Look through the material below and count the lines with the string "myeclipse". Report only the count.

DATA SECTION:
*****

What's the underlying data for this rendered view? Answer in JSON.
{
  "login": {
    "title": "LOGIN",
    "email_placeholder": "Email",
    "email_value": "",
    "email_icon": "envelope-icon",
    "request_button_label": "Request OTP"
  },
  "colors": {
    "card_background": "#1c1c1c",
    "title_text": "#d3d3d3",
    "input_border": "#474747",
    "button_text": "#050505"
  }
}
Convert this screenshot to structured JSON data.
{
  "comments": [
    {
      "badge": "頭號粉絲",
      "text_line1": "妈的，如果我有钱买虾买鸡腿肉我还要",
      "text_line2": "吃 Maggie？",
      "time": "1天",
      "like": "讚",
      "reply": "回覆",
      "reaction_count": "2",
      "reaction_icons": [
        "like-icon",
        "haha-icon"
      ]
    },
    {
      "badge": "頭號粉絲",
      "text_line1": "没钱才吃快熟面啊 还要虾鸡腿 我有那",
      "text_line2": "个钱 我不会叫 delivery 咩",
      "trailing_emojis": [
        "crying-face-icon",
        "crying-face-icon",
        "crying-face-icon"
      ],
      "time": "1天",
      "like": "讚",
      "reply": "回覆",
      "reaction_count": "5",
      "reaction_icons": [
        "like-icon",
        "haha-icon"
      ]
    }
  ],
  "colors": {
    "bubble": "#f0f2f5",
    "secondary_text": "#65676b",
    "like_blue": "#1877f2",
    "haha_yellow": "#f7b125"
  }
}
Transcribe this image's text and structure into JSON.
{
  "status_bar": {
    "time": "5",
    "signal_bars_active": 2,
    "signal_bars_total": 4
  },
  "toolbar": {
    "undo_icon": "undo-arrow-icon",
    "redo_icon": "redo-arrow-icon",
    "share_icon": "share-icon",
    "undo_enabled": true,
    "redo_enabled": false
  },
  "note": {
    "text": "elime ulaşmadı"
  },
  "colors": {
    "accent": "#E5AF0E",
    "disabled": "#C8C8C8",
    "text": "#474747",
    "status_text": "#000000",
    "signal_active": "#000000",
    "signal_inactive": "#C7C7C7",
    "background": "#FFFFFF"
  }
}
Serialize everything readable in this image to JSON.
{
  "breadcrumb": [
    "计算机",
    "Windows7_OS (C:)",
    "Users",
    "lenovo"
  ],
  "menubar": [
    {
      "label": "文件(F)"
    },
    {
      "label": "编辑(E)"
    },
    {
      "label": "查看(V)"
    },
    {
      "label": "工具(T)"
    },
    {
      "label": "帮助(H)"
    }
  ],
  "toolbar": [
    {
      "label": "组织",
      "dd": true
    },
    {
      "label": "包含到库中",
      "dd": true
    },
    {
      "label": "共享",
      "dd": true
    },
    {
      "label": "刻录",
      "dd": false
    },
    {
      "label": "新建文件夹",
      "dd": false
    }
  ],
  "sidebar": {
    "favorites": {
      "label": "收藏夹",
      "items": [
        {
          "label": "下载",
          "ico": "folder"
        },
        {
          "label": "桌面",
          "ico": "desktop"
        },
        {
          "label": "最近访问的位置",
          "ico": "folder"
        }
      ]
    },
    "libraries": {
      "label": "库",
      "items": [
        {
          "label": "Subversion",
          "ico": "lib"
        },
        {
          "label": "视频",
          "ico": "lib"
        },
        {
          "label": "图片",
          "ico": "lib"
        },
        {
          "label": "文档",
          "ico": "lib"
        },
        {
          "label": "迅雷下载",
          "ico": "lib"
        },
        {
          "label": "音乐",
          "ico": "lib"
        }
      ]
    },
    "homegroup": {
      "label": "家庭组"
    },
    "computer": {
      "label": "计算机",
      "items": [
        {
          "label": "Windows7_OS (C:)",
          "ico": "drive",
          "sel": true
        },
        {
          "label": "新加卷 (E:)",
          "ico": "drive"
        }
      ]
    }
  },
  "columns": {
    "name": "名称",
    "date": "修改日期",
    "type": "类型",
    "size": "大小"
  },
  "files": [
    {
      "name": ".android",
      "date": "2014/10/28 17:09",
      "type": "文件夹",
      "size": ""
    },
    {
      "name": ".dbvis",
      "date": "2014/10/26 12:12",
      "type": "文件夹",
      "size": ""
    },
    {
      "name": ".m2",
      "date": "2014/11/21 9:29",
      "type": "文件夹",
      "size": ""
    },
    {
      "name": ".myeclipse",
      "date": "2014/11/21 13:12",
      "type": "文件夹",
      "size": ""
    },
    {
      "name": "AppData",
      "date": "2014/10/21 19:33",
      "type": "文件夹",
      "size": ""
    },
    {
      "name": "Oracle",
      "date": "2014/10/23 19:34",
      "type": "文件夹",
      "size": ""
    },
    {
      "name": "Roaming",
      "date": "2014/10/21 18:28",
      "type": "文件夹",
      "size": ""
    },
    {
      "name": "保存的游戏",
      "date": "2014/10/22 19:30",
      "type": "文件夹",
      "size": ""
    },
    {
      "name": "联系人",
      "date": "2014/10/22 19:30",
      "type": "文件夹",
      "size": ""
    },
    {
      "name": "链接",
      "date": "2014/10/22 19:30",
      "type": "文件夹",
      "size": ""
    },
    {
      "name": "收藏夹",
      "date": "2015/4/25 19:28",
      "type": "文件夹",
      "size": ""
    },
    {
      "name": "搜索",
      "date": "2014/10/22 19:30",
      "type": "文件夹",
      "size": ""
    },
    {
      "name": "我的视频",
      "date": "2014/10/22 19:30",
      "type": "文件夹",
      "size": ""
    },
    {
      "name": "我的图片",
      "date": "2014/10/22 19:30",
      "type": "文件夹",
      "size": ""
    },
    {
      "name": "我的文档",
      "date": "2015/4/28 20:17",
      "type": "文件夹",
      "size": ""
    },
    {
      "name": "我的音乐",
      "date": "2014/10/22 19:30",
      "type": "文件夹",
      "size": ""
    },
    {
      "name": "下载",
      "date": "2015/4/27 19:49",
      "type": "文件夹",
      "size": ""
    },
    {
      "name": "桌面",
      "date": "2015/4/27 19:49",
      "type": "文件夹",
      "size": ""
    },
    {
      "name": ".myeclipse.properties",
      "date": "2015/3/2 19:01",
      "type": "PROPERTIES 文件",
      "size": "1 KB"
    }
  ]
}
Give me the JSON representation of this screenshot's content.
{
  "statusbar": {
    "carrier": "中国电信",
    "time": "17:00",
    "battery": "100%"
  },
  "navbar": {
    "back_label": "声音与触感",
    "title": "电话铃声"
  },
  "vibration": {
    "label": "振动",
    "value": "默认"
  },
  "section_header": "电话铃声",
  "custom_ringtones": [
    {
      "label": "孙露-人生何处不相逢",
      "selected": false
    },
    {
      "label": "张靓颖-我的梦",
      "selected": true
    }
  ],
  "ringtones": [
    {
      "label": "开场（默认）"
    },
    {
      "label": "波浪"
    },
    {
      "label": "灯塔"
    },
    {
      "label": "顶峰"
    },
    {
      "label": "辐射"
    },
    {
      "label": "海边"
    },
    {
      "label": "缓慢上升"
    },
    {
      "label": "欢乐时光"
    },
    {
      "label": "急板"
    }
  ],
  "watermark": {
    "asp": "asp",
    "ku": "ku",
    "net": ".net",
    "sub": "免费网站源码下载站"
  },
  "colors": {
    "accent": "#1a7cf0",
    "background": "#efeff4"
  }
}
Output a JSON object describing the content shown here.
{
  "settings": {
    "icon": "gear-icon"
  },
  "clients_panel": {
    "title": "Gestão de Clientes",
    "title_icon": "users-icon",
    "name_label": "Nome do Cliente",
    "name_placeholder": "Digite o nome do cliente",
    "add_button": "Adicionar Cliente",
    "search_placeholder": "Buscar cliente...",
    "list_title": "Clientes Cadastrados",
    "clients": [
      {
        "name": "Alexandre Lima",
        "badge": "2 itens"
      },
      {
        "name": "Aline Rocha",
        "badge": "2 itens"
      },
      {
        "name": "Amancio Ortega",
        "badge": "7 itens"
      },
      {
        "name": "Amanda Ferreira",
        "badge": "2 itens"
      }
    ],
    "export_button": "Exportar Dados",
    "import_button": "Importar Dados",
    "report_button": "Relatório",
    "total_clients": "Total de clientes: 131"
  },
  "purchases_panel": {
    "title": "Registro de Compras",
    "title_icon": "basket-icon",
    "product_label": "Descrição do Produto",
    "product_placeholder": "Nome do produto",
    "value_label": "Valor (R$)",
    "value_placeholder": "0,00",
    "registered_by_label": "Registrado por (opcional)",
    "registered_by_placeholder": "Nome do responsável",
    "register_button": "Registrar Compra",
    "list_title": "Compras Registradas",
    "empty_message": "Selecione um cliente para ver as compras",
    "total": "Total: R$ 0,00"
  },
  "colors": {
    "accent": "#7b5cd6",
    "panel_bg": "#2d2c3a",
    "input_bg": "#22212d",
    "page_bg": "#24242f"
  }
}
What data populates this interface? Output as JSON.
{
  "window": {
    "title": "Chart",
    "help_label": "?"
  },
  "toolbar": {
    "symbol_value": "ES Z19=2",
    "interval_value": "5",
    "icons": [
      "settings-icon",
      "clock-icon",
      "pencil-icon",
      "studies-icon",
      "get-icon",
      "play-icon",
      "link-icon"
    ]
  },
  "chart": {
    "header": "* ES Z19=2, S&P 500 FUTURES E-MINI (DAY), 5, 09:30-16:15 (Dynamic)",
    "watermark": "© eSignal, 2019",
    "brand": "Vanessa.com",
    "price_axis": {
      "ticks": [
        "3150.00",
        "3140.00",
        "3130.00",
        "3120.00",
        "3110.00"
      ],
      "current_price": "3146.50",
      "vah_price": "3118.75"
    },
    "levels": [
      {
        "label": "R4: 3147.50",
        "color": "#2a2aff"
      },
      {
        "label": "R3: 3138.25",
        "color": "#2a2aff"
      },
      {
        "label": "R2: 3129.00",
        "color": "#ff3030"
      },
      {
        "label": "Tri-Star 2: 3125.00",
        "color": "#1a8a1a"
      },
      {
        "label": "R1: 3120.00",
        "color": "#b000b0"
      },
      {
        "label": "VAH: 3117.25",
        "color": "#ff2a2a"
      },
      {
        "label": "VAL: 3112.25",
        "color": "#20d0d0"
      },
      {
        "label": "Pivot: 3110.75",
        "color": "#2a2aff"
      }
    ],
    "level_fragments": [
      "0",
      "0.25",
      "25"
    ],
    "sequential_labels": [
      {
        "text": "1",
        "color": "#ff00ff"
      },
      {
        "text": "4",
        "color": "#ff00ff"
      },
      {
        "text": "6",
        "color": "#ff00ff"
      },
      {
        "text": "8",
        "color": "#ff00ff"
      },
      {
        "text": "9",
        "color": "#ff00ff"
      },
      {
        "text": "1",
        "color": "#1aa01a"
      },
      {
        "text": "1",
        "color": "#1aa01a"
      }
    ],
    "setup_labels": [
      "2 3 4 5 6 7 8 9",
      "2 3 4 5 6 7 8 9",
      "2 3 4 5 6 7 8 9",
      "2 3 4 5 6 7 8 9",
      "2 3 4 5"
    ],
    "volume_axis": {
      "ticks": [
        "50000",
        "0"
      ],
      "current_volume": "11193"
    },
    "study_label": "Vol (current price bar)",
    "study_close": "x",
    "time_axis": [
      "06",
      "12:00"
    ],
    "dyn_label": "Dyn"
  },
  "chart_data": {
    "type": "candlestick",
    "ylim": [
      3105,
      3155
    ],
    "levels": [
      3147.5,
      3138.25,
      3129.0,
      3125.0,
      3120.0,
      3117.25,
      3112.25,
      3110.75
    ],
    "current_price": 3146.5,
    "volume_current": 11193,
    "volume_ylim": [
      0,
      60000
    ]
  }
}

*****

EXERCISE ANSWER: 2